Implement innovative service delivery methods and create a culture of innovation across the District government
Another important goal I have for the Office of the City Administrator is to help agencies implement innovative service delivery methods in order to improve the quality, responsiveness, and efficiency of government services.
One of the realities of government operations is that agencies often are so engaged in implementing their day-to-day responsibilities that they don’t have the time or expertise to consider new practices and procedures. Because of that, we often are not leveraging best practices from the private sector or other jurisdictions — with the result being that we aren’t providing the most efficient or highest level of services to our residents.
To address this issue, OCA will establish an Office of Innovation during FY15. Individuals in the innovation office will be able to focus exclusively on examining why the government is providing a service in a certain way and how we can provide it more effectively and more efficiently.
The Office of Innovation will closely partner with agencies to ensure that the solutions they develop are realistic, implementable, sustainable on a long-term basis, and are likely to achieve the expected results. I am excited about the new possibilities this office will bring to the District’s operations.
Leverage public-private partnerships to revitalize and expand the District’s infrastructure
Like most cities and states, the District has billions of dollars in infrastructure needs, including schools, affordable housing, transportation projects, libraries, police stations, and fire stations. These critical investments are sometimes difficult to finance with existing resources, but the involvement of the private sector can bring creativity, efficiency, and capital to address this infrastructure challenge.
Public-private partnerships, or P3s, are an innovative procurement model that leverages private-sector expertise, shifts risk, and achieves life-cycle efficiencies on projects that have historically been procured by traditional methods and operated and maintained by government entities. In our region, Virginia has procured several transportation projects through P3s, including the I-495 Beltway express lanes, and Maryland is expected to procure the Purple Line light rail project through a P3.

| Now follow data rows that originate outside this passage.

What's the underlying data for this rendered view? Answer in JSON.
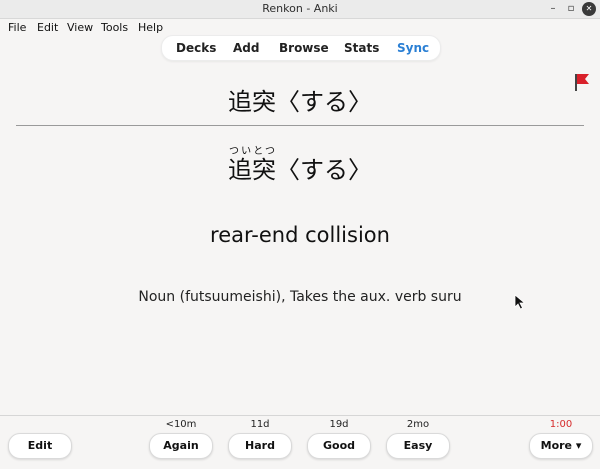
{
  "window": {
    "title": "Renkon - Anki"
  },
  "menu": [
    "File",
    "Edit",
    "View",
    "Tools",
    "Help"
  ],
  "tabs": [
    {
      "label": "Decks",
      "active": false
    },
    {
      "label": "Add",
      "active": false
    },
    {
      "label": "Browse",
      "active": false
    },
    {
      "label": "Stats",
      "active": false
    },
    {
      "label": "Sync",
      "active": true
    }
  ],
  "card": {
    "front": "追突〈する〉",
    "back_kanji": "追突",
    "back_reading": "ついとつ",
    "back_rest": "〈する〉",
    "meaning": "rear-end collision",
    "part_of_speech": "Noun (futsuumeishi), Takes the aux. verb suru"
  },
  "answer": {
    "edit_label": "Edit",
    "buttons": [
      {
        "label": "Again",
        "interval": "<10m"
      },
      {
        "label": "Hard",
        "interval": "11d"
      },
      {
        "label": "Good",
        "interval": "19d"
      },
      {
        "label": "Easy",
        "interval": "2mo"
      }
    ],
    "more_label": "More ▾",
    "timer": "1:00"
  },
  "colors": {
    "sync_active": "#2a7fd4",
    "flag": "#d9202a",
    "timer": "#d62b2b"
  }
}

In order to develop P3 projects in the District, OCA will establish a new Office of Public-Private Partnerships, based on legislation that was introduced by Mayor Bowser and approved when she was a member of the Council. Our team is currently planning the structure of the office, budgeting the necessary resources, and working to identify personnel to staff the office. I’m excited to see this important work begin and look forward to continuing to work with the Council on this innovative procurement method.
That concludes my testimony. Thank you for the opportunity to testify today. I am available to answer any questions you may have.